What the task requires » Copy each line of the material in which the word "JSON" appears.

Information shown »
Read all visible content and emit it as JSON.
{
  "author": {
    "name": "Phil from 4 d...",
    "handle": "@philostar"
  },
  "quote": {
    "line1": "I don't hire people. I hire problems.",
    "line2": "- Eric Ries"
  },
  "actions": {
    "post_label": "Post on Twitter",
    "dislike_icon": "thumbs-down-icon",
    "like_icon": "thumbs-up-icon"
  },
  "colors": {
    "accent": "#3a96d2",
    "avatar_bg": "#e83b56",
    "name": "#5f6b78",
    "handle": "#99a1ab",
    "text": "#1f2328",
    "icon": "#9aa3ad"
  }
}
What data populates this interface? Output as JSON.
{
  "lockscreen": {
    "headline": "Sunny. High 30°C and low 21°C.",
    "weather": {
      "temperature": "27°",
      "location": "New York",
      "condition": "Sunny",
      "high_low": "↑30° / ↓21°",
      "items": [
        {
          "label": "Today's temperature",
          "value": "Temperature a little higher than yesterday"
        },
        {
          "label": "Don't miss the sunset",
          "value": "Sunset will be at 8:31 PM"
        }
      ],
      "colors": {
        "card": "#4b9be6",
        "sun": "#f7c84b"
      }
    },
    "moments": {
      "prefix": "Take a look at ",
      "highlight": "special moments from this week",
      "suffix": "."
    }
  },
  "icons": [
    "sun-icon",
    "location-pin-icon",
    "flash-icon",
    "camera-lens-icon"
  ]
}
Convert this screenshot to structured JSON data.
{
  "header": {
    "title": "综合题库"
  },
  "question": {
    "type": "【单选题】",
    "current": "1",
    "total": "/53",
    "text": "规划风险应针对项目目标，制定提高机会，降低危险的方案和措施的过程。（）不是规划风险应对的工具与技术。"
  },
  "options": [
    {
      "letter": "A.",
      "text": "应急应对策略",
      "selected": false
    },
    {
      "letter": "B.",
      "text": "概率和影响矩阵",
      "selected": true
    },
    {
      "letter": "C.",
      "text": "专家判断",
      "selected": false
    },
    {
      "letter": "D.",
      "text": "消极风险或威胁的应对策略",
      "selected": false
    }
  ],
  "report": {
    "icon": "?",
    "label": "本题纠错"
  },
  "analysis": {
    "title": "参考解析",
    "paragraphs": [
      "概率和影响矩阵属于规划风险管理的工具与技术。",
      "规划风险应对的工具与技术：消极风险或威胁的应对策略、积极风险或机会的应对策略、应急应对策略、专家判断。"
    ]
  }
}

Response »
Read all visible content and emit it as JSON.
What data populates this interface? Output as JSON.
Convert this screenshot to structured JSON data.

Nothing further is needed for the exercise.